The final race of the season this Saturday at Hiawatha Horse Park could also mark a more permanent end to racing as the facility struggles to keep up with the bills.

Owner Jim Henderson took a gamble, betting he could stay open even without revenues from slot machines, even as other tracks simply shut down.

But after 18 months and with little money left he says “I didn’t want to give up, I invested 25 years of my life into it…Before slots came we were fine, but with all these extra expenses, holy cow.”

In April 2012, 450 slot machines were removed from the race track, and millions of dollars in revenue left too.

Horses are still racing, but without the slots the driving range is nearly empty, as is the parking lot, and his once bustling restaurant – that once brought over $2 million in revenue – is closed.

Henderson says his food and beverage revenue last year was “Nothing. $40,000 or $50,000, not enough to cover the expenses.”

And the expenses keep piling up. Even with everything shut down Henderson says monthly hydro and water bills are still $25,000.

Last week Henderson was fined by the Ontario Racing Commission for not having enough money in his purse account – that’s the account used to pay horsepeople.

He says it was an accounting error that’s been fixed and there’s enough money in there for two years’ worth of races – but it’s unclear if the track can stay open.

“We don’t know how Hiawatha itself can survive for two years,” Henderson says.

Government numbers show that removing slots at racetracks, which was supposed to help nearby casinos and give the OLG a bigger cut of the money, hasn’t really worked.

In the 2010 fiscal year, OLG Casino Point Edward and Hiawatha brought in a combined $65.7 million. In 2011 it was $65 million.

But in 2012, the year the slots left Hiawatha, Point Edward’s casino only brought in $49 million.
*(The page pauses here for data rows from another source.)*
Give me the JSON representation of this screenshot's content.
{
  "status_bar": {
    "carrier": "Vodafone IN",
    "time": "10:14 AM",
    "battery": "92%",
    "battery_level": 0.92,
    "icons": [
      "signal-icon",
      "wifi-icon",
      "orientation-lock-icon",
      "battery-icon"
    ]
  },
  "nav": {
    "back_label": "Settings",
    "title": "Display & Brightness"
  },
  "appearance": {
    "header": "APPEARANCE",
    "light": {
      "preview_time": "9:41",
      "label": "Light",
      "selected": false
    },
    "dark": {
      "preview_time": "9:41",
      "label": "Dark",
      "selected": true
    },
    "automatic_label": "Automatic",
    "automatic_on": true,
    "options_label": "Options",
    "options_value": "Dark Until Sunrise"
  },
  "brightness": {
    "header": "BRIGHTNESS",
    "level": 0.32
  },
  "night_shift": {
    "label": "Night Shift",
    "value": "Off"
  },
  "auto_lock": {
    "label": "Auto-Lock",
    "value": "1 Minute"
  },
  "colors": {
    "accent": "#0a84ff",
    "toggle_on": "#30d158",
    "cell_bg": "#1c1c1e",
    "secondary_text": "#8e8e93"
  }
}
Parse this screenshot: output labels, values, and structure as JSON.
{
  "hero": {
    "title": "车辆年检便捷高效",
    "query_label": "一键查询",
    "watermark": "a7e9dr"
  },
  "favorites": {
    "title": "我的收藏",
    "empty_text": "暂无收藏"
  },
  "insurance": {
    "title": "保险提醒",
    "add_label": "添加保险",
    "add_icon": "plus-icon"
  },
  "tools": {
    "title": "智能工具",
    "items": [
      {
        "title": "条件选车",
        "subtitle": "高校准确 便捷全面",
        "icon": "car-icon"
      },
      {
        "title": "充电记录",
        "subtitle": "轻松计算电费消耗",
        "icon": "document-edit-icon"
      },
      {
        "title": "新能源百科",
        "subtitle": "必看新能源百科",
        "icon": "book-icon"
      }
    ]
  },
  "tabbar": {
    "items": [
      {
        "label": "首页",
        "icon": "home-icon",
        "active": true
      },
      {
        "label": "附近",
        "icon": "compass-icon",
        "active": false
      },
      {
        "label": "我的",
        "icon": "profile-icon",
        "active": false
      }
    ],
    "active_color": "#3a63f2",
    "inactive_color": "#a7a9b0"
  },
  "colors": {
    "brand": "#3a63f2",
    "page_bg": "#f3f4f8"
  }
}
More recent numbers have not yet been made available.

Whether the numbers will prompt a change of heart in the provincial government is yet to be seen.

But Henderson says without an answer from them, he’ll have his, “There’s no compensation for us. Just close your business down and basically file bankruptcy.”

A five-year plan is expected to be presented by the Horse Racing Industry Transition Panel next month, including funding levels to help with the changes, but many think it will already be too late.